- 1 1/2 Tablespoons Capers (drained)
- 2 Tablespoons Breadcrumbs
- 1 1/2 Cups Basil Leaves (washed and dried)
- 1/2 Cup Italian Parsley Leaves (washed and dried)
- 2 Tablespoons White Wine Vinegar
- 1/2 Tablespoon Anchovy Oil (from jar of anchovies)
- 1/8 Teaspoon Freshly Ground Pepper
- 1/2 – 3/4 Cup Olive Oil
- Add all ingredients, except olive oil, to the bowl of a food processor.
- Begin to process the ingredients and slowly drizzle in the olive oil.
- Continue adding olive oil until the desired consistency is reached.
This recipe makes a little more than 1 cup of sauce.
I used lemon basil when I made this, so there was a nice bit of lemon flavor. If you use regular basil and would like a hint of lemon, just add a squeeze of fresh lemon juice to the mixture (as much or as little as you like).
Preparation time: 15 Minutes
Cooking time: 0 Minutes
Diet type: Vegan
Number of servings (yield): 8
Culinary tradition: USA (General)
Recipe: Basil Olive Oil
- 2 Cups Basil Leaves (washed and dried)
- 1 Cup Extra Virgin Olive Oil
- Fill a medium size bowl with ice and water and set aside. (You will be putting the blanched basil leaves into this.)
- Bring a large pot of water to a boil.

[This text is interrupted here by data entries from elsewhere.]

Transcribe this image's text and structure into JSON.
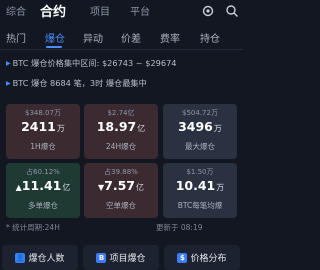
{
  "topnav": {
    "tabs": [
      "综合",
      "合约",
      "项目",
      "平台"
    ],
    "active": "合约",
    "icons": [
      "gear-icon",
      "search-icon"
    ]
  },
  "subtabs": [
    "热门",
    "爆仓",
    "异动",
    "价差",
    "费率",
    "持仓"
  ],
  "active_subtab": "爆仓",
  "info": [
    "BTC 爆仓价格集中区间: $26743 ~ $29674",
    "BTC 爆仓 8684 笔，3时 爆仓最集中"
  ],
  "cards": [
    {
      "sub": "$348.07万",
      "value": "2411",
      "unit": "万",
      "label": "1H爆仓",
      "color": "#3b2a2f"
    },
    {
      "sub": "$2.74亿",
      "value": "18.97",
      "unit": "亿",
      "label": "24H爆仓",
      "color": "#3b2a2f"
    },
    {
      "sub": "$504.72万",
      "value": "3496",
      "unit": "万",
      "label": "最大爆仓",
      "color": "#2a3140"
    },
    {
      "sub": "占60.12%",
      "value": "11.41",
      "unit": "亿",
      "label": "多单爆仓",
      "color": "#1f3a33"
    },
    {
      "sub": "占39.88%",
      "value": "7.57",
      "unit": "亿",
      "label": "空单爆仓",
      "color": "#3b2a2f"
    },
    {
      "sub": "$1.50万",
      "value": "10.41",
      "unit": "万",
      "label": "BTC每笔均爆",
      "color": "#2a3140"
    }
  ],
  "footnote": {
    "left": "* 统计周期:24H",
    "right": "更新于 08:19"
  },
  "buttons": [
    {
      "icon": "user-icon",
      "label": "爆仓人数"
    },
    {
      "icon": "b-icon",
      "label": "项目爆仓"
    },
    {
      "icon": "price-icon",
      "label": "价格分布"
    }
  ]
}
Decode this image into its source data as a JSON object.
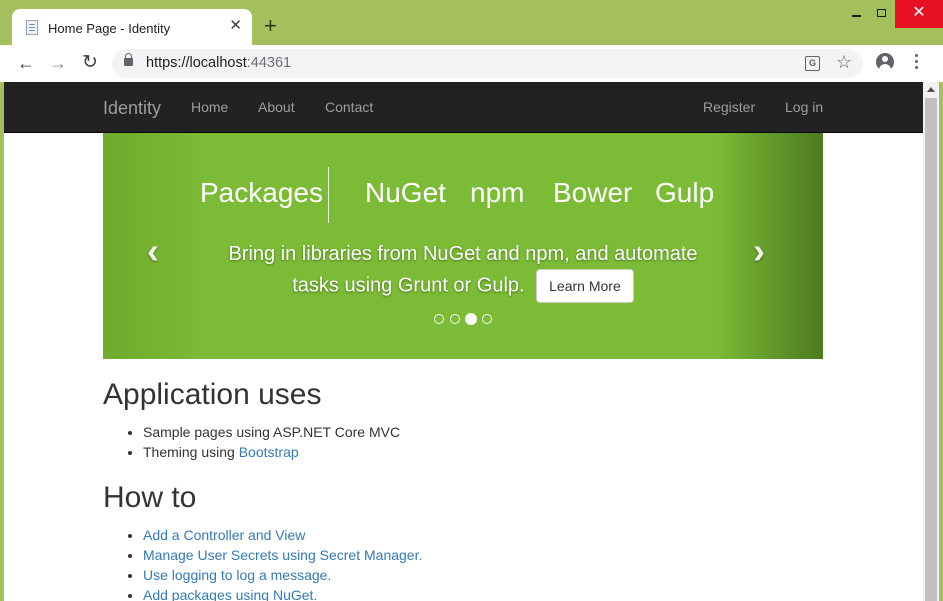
{
  "browser": {
    "tab_title": "Home Page - Identity",
    "tab_close": "✕",
    "new_tab": "+",
    "url_host": "https://localhost",
    "url_port": ":44361",
    "window_controls": {
      "close": "✕"
    }
  },
  "navbar": {
    "brand": "Identity",
    "links": [
      "Home",
      "About",
      "Contact"
    ],
    "right_links": [
      "Register",
      "Log in"
    ]
  },
  "carousel": {
    "packages_label": "Packages",
    "tools": [
      "NuGet",
      "npm",
      "Bower",
      "Gulp"
    ],
    "caption": "Bring in libraries from NuGet and npm, and automate tasks using Grunt or Gulp.",
    "button": "Learn More",
    "prev_icon": "‹",
    "next_icon": "›",
    "slide_count": 4,
    "active_slide": 3,
    "background_color": "#7bbb35"
  },
  "sections": [
    {
      "heading": "Application uses",
      "items": [
        {
          "text": "Sample pages using ASP.NET Core MVC",
          "link": ""
        },
        {
          "text": "Theming using ",
          "link": "Bootstrap"
        }
      ]
    },
    {
      "heading": "How to",
      "items": [
        {
          "text": "",
          "link": "Add a Controller and View"
        },
        {
          "text": "",
          "link": "Manage User Secrets using Secret Manager."
        },
        {
          "text": "",
          "link": "Use logging to log a message."
        },
        {
          "text": "",
          "link": "Add packages using NuGet."
        }
      ]
    }
  ],
  "colors": {
    "chrome_frame": "#a4c05c",
    "navbar_bg": "#222222",
    "link": "#337ab7"
  }
}
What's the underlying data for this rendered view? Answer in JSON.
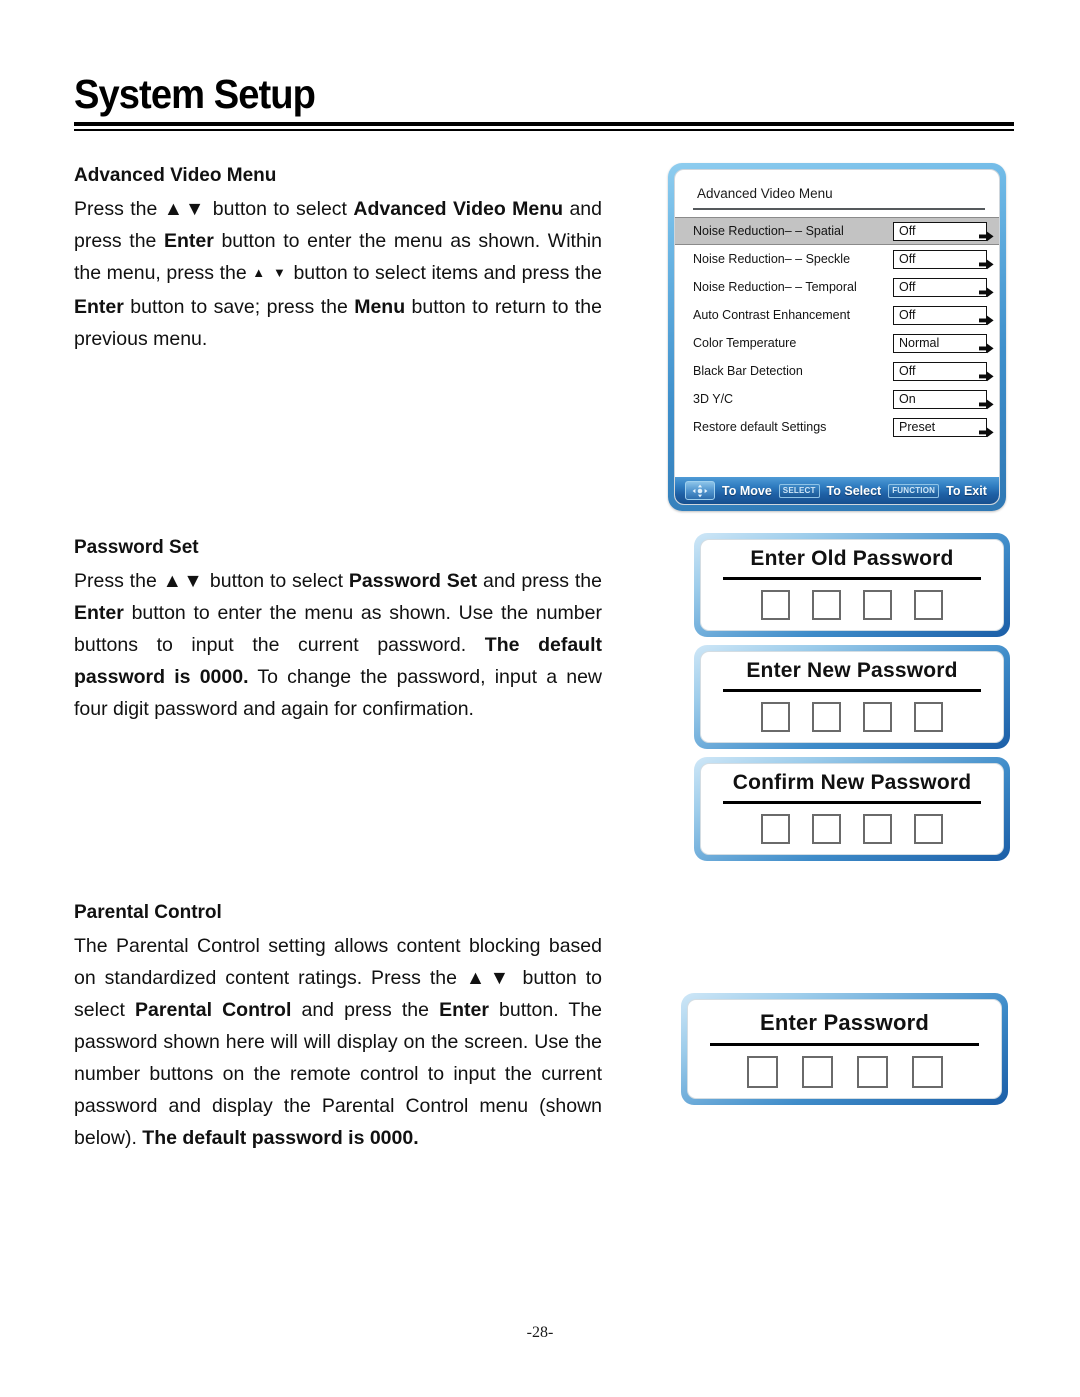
{
  "page": {
    "title": "System Setup",
    "page_number": "-28-"
  },
  "sections": [
    {
      "id": "advanced_video_menu",
      "heading": "Advanced Video Menu",
      "paragraph_html": "Press the <span class=\"arrows\">▲▼</span> button to select <b>Advanced Video Menu</b> and press the <b>Enter</b> button to enter the menu as shown. Within the menu, press the <span class=\"arrows-sm\">▲ ▼</span> button to select items and press the <b>Enter</b> button to save; press the <b>Menu</b> button to return to the previous menu."
    },
    {
      "id": "password_set",
      "heading": "Password Set",
      "paragraph_html": "Press the <span class=\"arrows\">▲▼</span> button to select <b>Password Set</b> and press the <b>Enter</b> button to enter the menu as shown. Use the number buttons to input the current password. <b>The default password is 0000.</b> To change the password, input a new four digit password and again for confirmation."
    },
    {
      "id": "parental_control",
      "heading": "Parental Control",
      "paragraph_html": "The Parental Control setting allows content blocking based on standardized content ratings. Press the <span class=\"arrows\">▲▼</span> button to select <b>Parental Control</b> and press the <b>Enter</b> button. The password shown here will will display on the screen. Use the number buttons on the remote control to input the current password and display the Parental Control menu (shown below). <b>The default password is 0000.</b>"
    }
  ],
  "osd_menu": {
    "title": "Advanced Video Menu",
    "selected_index": 0,
    "rows": [
      {
        "label": "Noise Reduction– – Spatial",
        "value": "Off"
      },
      {
        "label": "Noise Reduction– – Speckle",
        "value": "Off"
      },
      {
        "label": "Noise Reduction– – Temporal",
        "value": "Off"
      },
      {
        "label": "Auto Contrast Enhancement",
        "value": "Off"
      },
      {
        "label": "Color Temperature",
        "value": "Normal"
      },
      {
        "label": "Black Bar Detection",
        "value": "Off"
      },
      {
        "label": "3D Y/C",
        "value": "On"
      },
      {
        "label": "Restore default Settings",
        "value": "Preset"
      }
    ],
    "status_bar": {
      "move_label": "To Move",
      "select_key": "SELECT",
      "select_label": "To Select",
      "function_key": "FUNCTION",
      "exit_label": "To Exit"
    },
    "colors": {
      "frame_light": "#6fb9e6",
      "frame_dark": "#2f78b4",
      "selected_row": "#c3c3c3",
      "status_bar": "#1e5fa4"
    }
  },
  "password_dialogs": [
    {
      "id": "enter_old_password",
      "title": "Enter Old Password",
      "digits": 4
    },
    {
      "id": "enter_new_password",
      "title": "Enter New Password",
      "digits": 4
    },
    {
      "id": "confirm_new_password",
      "title": "Confirm New Password",
      "digits": 4
    },
    {
      "id": "enter_password",
      "title": "Enter Password",
      "digits": 4
    }
  ]
}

- Once the water is boiling, add the basil leaves and leave them in the water for 5 seconds.
- Remove the basil from the boiling water and put it immediately into the ice water.
- Squeeze the water from the basil leaves and dry them a bit more with a towel. Separate the leaves a bit and toss them into a blender. (Continue doing this until all of the basil is in the blender.)
- Pour the olive oil into the blender.
- Turn on the blender and puree the basil until there are no more pieces showing in the mixture (about 1 minute).
- Pour the mixture through a sieve. You will probably need to gently run a spatula back and forth over the mixture to help it strain. (Scoop the basil solids into another container.)
- Rinse the sieve and then line it with a double layer of cheese cloth. (Thoroughly wet the cheese cloth, and wring it out, before lining the sieve. This keeps the cheese cloth from absorbing all of the delicious oil.)
- Strain the oil this way two more times. The last time you strain the oil, use 4 layers of cheese cloth.
- Pour the oil into a sealable jar and refrigerate.
This makes 1/2 cup of basil oil. I make this in small batches because it needs to be refrigerated and used within 5 days. The solids that you scraped during the first filtering can be put into a container and frozen for later use.
Preparation time: 15 Minutes
Cooking time: 5 Seconds
Diet type: Vegetarian
Number of servings (yield): 8
Culinary tradition: USA (General)